  • 30. Mindfulness and CBT Becoming MoreAware More Often “A powerful influence taking us away from being ‘fully present’ in each moment is our automatic tendency to judge our experience as being not quite right in some way—that it is not what should be happening, not good enough, or not what we expected or wanted. These judgments can lead to sequences of thoughts about blame, what needs to be changed or how things could or should be different. Often, these thoughts will take us, quite automatically down some fairly well-worn paths in our minds. In this way, we may lose awareness of the moment, and also the freedom to choose what if any, action needs to be taken.” Segal, et al. 2002
  • 31. CR with Mindfulness1. Observe thoughts 5. Construct -non-striving alternative2. Identify thinking thoughts patterns -Letting go -patience3. Identify cognitive 6. Complete distortions cognitive schema -Non-judging/accepting 7. Behavioral mind Experiments4. Challenge cognitive -Trust/patience distortions -Fresh mind 8. Validate -non- striving/patience

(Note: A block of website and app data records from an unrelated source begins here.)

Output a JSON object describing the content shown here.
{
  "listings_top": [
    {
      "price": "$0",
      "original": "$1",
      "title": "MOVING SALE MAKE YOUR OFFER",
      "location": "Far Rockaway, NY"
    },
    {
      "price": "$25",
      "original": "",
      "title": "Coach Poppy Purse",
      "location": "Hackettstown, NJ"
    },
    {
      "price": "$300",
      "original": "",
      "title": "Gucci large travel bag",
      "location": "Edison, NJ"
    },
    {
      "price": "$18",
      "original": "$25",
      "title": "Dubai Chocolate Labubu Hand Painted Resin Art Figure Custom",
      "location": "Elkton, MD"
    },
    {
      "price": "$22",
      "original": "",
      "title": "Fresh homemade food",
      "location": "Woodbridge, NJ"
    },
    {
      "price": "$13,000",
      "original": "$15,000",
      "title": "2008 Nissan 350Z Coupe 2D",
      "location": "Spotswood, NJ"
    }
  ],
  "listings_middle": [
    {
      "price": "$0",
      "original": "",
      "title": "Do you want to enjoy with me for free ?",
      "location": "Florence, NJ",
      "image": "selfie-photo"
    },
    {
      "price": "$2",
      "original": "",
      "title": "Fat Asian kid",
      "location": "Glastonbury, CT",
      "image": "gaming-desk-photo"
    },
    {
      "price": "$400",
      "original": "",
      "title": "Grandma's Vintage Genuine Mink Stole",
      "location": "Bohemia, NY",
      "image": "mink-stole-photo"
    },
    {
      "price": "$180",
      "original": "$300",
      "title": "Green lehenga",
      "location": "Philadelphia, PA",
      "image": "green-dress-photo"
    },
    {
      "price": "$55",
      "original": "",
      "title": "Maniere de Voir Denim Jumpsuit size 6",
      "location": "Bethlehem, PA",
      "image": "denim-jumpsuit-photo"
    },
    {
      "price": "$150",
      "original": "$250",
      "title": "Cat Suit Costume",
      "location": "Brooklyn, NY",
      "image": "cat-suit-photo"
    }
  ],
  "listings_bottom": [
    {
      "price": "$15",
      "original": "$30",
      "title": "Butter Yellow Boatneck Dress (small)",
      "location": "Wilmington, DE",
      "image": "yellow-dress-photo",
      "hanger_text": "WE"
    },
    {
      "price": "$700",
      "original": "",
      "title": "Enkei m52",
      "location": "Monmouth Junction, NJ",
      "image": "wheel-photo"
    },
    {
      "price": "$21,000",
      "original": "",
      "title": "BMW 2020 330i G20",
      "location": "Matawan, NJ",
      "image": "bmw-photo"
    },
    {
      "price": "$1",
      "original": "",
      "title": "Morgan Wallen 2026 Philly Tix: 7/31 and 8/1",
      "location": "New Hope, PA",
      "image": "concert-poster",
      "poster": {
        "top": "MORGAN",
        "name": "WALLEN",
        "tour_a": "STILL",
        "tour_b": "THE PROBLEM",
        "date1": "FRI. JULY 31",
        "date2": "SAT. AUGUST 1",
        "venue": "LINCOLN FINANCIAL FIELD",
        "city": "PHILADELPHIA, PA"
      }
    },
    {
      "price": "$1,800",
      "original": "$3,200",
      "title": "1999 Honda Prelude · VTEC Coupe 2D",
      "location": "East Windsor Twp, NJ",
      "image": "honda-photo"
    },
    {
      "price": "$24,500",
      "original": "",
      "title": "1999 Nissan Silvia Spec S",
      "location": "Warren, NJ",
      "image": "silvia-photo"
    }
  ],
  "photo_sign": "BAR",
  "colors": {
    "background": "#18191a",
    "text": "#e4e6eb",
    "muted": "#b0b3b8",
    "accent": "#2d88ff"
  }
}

  • 32. CBT/Mindfulness in craving states Cravings - normal in recovery Time limited Individualized and descriptive Identify cues and triggers Urge Surfing- A Marlatt (2002) Recall negative consequences
  • 33. BibliographyBeck, A., Wright, F., Newman, C. Liese, B. (1993). Cognitive Therapy of Substance Abuse. New York: The Guilford Press, Inc.Beck, Judith. (1995). Cognitive Therapy: Basics and Beyond. New York: The Guilford Press.Burns, David. (1999). Feeling Good (revised edition). New York: Avon Books.Kabat-Zinn, John. (1994). Wherever you go there you are: mindfulness meditation in everyday life. New York: Hyperion.Kabat-Zinn, John. (1990). Full catastrophe living: using the wisdom of your body and mind to face stress, pain, and illness. New York: Dell Publishing.Marlatt, G. A. (2002). Buddhist philosophy and the treatment of addictive behavior. Cognitive and Behavioral Practice, 9, 44–49.Project MATCH Research Group. (1993 and 2000). Project MATCH: Rationale and methods for a multisite clinical trial matching patients to alcoholism treatment. Alcoholism: Clinical and Experimental Research, 17, 1130-1145.Segal, ZV, Williams, JM, Teasdal, JD. (2002). Mindfulness-Based Cognitive therapy for Depression: A new approach to preventing relapse. New York: The Gilford Press.